Scoop: Notes From A Small Town Ice Cream Shop
Jeff Miller, author of "Scoop: Notes from a Small Ice Cream Shop," invites readers to share his first year as the owner and operator of an ice cream parlor and guest house in a small Wisconsin town after uprooting his lavish life in London with his partner, Dean.
In this detailed, earnest account of Jeff and Dean's transformation from big city lawyer and salesman to Midwestern proprietors, which could also serve as a travel journal for Hayward, Wisconsin, and an advisory to small business owners in resort towns, "Scoop" features an endless cast of colorful characters and an assortment of amusing, enlightening anecdotes, narrated with sincerity, spirit and grace.
Broken up by season, Jeff and Dean's adventure begins in the spring, shortly after they arrive in Hayward with their dogs, Spike and Freddie, in tow, ready to begin their new lives. Now the owners of West's Hayward Dairy, a local institution, and a dilapidated mansion to be refurbished as the McCormick House Inn, the couple slowly learns to adjust to the customs and idiosyncrasies of their new surroundings, which includes longtime dairy employee (or fixture, rather), Buck, who teaches them the pivotal skill of operating the ice cream machine.
When summer arrives, accompanied by a series of fairs, festivals and token holidays, their ice cream business soars, while construction continues in the guest house, slated for a fall grand opening. Despite the expected challenges with staff and the occasional irate customer, throughout it all Jeff never once longs for the life he left behind, nor does he second guess his decision to make his dream of a new life become a reality.
Fall welcomes the opening of McCormick House, while the customer service line for ice cream continues to shorten, until the desolate Wisconsin winter, when Jeff is encouraged to learn the card game, cribbage, which helps pass the time. The couple also takes advantage of the down time during snowstorms to take ski lessons and make a return a visit to London.
The adventures of Jeff and Dean are engaging, admirable and will likely spark some feelings of envy among those of us who wish to trade the rat race for something more serene. I would have preferred the memoir were more even more personal (conversation between the two men is minimal, so I often found myself wondering about their life at home alone), since it reads like a catalog or calendar of events.
Miller provides remarkably impressive, intricate descriptions of daily activity and interaction that allows the reader to feel like an actual shop customer or visitor in town. "Scoop" triumphs as a love letter to Hayward and its inhabitants, while inspiring anyone considering a change in career or life.

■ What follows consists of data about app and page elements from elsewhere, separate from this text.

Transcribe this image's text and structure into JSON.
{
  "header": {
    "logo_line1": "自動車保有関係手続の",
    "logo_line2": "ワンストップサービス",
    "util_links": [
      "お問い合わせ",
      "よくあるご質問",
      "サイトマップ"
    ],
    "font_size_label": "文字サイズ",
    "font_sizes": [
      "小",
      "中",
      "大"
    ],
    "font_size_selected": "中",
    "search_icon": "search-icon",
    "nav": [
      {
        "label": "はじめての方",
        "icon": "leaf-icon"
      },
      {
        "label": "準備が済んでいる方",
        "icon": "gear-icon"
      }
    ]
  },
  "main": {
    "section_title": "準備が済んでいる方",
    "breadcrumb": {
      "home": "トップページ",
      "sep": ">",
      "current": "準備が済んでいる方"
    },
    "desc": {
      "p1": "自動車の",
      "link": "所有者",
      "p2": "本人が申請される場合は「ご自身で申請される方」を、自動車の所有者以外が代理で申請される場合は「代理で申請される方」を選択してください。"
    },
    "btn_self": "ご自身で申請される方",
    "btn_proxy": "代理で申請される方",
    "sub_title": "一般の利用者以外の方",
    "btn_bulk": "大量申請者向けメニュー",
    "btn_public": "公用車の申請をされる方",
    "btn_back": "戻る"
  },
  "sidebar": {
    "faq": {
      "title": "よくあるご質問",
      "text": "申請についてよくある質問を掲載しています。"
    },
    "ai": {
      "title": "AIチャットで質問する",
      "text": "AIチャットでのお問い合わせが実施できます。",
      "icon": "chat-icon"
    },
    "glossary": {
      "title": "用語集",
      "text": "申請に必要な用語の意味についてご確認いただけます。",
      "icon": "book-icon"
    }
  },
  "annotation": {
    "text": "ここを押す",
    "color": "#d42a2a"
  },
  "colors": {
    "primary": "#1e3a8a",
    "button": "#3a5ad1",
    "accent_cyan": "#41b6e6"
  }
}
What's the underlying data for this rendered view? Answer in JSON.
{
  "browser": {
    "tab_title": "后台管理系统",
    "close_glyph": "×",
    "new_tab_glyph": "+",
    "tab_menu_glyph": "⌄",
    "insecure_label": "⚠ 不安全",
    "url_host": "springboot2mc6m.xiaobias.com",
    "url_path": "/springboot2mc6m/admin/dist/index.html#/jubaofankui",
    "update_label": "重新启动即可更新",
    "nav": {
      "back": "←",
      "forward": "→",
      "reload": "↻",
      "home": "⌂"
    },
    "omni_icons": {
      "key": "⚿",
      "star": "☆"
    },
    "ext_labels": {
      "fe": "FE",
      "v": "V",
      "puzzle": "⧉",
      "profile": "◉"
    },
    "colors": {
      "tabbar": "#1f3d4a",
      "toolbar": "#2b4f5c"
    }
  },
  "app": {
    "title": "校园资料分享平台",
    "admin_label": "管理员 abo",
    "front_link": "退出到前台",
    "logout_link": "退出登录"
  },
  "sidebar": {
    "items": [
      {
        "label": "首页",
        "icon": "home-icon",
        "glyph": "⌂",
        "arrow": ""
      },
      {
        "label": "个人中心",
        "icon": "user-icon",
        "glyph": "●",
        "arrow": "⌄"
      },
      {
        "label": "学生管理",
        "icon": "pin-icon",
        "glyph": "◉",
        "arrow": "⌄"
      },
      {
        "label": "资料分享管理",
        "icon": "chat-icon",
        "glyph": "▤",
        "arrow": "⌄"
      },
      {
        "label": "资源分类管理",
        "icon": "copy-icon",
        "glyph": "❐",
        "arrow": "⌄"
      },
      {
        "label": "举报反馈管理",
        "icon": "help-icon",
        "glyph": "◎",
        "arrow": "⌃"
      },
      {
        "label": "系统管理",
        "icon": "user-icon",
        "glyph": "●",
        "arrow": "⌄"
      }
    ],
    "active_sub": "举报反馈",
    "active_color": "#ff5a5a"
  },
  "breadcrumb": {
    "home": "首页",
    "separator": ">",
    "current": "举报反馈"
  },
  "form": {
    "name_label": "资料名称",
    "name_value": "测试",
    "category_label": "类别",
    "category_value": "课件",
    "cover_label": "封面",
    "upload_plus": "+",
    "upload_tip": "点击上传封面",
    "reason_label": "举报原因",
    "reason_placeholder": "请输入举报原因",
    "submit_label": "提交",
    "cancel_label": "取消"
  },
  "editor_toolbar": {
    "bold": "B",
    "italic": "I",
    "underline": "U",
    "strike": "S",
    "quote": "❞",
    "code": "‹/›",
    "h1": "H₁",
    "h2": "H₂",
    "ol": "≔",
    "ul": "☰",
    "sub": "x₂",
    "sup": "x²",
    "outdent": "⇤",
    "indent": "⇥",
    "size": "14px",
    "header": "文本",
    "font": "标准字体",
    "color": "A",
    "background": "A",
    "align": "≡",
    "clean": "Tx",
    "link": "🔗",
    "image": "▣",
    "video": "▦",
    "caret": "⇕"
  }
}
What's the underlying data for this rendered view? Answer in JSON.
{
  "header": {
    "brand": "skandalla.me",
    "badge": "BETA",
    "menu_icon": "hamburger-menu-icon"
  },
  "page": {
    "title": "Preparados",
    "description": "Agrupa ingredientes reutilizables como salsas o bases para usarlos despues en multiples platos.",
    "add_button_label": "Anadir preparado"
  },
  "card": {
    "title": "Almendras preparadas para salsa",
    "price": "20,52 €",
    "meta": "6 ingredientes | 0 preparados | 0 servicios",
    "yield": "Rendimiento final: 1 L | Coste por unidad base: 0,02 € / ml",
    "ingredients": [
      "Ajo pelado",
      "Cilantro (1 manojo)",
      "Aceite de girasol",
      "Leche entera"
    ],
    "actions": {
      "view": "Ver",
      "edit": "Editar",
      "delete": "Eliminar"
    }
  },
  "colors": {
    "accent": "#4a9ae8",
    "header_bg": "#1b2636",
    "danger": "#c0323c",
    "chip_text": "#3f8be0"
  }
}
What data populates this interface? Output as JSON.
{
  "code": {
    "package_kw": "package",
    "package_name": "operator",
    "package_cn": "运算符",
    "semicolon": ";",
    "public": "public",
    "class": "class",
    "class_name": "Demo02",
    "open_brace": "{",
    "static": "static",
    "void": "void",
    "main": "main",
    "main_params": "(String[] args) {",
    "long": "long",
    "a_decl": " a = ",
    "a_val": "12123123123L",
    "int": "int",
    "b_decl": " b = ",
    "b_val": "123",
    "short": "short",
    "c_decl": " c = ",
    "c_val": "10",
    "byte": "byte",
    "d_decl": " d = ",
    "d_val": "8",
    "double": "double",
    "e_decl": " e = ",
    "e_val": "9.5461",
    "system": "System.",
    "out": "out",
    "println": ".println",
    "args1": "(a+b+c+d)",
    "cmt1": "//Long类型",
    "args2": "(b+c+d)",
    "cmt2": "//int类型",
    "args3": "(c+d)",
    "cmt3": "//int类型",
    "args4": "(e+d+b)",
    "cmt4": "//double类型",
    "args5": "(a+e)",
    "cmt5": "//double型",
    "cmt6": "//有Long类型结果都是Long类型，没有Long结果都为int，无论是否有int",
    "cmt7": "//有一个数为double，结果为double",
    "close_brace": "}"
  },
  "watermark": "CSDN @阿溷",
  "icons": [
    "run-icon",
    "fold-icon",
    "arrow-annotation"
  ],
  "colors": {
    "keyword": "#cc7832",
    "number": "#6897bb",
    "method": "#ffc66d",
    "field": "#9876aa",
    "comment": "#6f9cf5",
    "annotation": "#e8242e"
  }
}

Scoop: Notes from a Small Ice Cream Shop
Minnesota Historical Society Press